- Animal, Vegetable, Miracle: A Year of Food Life by Barbara Kingsolver. I could name a couple of other books in this vein -- In Defense of Food by Michael Pollan and Plenty: One Man, One Woman and a Raucous Year of Eating Locally by Alisa Smith & J.B. Mackinnon. I read these books in quick succession, and they just took me to a whole new plane. After reading them, I realized how much I wanted to eat sustainably by eating locally, seasonally and organically. I go ON AND ON about this on this blog, so I'll save my breath on this. But one example sums up what I enjoy about this life change: I really love red peppers. I could eat them every day. They are like candy to me. I love the way they crunch. I love their subtle sweetness. I love slathering them with hummus. I love throwing them in salads, in omelettes, in sandwiches... but I also realized that when I was eating them off-season that I was eating peppers from South America or from high-energy hothouses, all of which consume fantastic amounts of energy to produce them just so I may indulge my first-world belief that if I want it I should have it. So despite my profound enjoyment of red peppers, I only allow myself to have them when I can buy them here in Santa Barbara from a local farmer when he grows them. This has taught me surprising amounts about discipline, anticipation, and appreciation of the moment. Which um, overflows into other parts of my life, funny thing.

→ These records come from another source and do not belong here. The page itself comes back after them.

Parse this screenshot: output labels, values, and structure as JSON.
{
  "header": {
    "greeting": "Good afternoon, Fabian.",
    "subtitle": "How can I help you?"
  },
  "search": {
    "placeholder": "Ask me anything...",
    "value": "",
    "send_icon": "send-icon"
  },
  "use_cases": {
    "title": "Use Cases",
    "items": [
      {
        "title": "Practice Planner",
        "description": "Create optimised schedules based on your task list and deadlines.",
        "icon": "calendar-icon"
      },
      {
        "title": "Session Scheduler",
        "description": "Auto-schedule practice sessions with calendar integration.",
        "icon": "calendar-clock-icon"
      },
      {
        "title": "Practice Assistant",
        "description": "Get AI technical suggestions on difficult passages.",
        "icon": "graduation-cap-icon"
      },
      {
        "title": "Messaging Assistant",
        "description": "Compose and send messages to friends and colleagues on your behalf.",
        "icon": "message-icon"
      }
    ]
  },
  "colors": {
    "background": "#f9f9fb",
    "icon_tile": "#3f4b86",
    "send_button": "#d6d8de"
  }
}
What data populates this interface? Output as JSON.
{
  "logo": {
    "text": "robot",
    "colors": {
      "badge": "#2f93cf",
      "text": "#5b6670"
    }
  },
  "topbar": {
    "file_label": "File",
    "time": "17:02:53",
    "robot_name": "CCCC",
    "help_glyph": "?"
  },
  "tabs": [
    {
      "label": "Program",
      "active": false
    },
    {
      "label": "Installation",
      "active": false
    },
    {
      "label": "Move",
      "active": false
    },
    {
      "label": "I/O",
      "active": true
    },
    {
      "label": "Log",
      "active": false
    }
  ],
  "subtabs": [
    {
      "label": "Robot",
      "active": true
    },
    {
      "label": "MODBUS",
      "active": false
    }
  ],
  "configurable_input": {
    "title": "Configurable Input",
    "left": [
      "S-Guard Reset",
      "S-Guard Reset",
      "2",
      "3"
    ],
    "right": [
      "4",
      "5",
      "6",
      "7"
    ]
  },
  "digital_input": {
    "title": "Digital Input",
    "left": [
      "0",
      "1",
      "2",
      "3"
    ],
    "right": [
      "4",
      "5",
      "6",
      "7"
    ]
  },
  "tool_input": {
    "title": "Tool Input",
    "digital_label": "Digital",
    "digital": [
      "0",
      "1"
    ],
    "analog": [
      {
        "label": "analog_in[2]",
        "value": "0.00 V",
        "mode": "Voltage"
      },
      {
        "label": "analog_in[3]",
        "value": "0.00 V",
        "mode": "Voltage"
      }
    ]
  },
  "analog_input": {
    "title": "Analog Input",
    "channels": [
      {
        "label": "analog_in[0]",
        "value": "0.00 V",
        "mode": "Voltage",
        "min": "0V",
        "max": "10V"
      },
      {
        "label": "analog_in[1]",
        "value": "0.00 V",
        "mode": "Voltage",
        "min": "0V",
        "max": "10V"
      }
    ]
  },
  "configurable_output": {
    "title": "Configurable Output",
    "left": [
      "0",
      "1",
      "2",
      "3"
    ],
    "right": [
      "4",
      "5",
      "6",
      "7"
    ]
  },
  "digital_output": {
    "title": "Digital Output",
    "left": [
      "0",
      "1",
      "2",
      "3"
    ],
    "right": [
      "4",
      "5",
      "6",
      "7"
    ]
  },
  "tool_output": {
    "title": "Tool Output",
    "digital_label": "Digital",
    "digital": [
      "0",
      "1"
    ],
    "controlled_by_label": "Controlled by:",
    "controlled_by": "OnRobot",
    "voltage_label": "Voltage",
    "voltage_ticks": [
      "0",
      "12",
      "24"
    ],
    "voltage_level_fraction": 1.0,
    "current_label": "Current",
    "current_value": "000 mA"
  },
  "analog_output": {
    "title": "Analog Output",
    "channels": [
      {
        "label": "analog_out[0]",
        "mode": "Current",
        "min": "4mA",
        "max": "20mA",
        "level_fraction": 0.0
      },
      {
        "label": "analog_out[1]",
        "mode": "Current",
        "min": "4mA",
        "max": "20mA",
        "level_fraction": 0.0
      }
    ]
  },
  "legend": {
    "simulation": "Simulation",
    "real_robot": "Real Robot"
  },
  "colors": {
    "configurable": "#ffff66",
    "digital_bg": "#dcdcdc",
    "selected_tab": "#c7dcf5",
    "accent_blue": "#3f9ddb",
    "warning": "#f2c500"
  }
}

- My Life in France by the Great Lady Herself, Julia Child. I bought this book when I heard the movie was coming out so I could read it before I saw the film. This was one of those rare experiences of utter bliss. I simply could not put the book down. The stories, the photos, the funny way of writing, the love story between Julia and Paul, the phenomenal work she put into her cookbooks ... all of it was enchanting. I'm sure part of the enjoyment had to do with the fond memories I had of watching The French Chef as a child. I have no distinct sense of understanding it or doing anything with it. But we were a hearty public television family, so it was just ON. I can hear her shrill Bon Appetit! as I type this. This book makes me enjoy sharp knives, stainless steel cookware, kosher salt and fresh ingredients. And in a perfect world, I would have a kitchen like hers.
- Los Angeles Times Food Section. Not a book. Got it. But honestly, over the years this is my #1 go-to in terms of reliable recipes, especially for seasonal needs. For example, it had a great section on how to prepare the turkey for Thanksgiving. But I have gotten some fabulous standards from them over the years too -- I have saved my recipes for Chiles Rellenos and "Hurry Curry" from this, for example. The restaurant reviews bore me (and I always think they are too rigorous -- it feels like nothing would ever be good enough), but other than that, this section is a fun 2-minute vacation when I need a break from emails, and a serendipitous source of "Huh, I have never tried making that."
What cookbooks do YOU like? And why?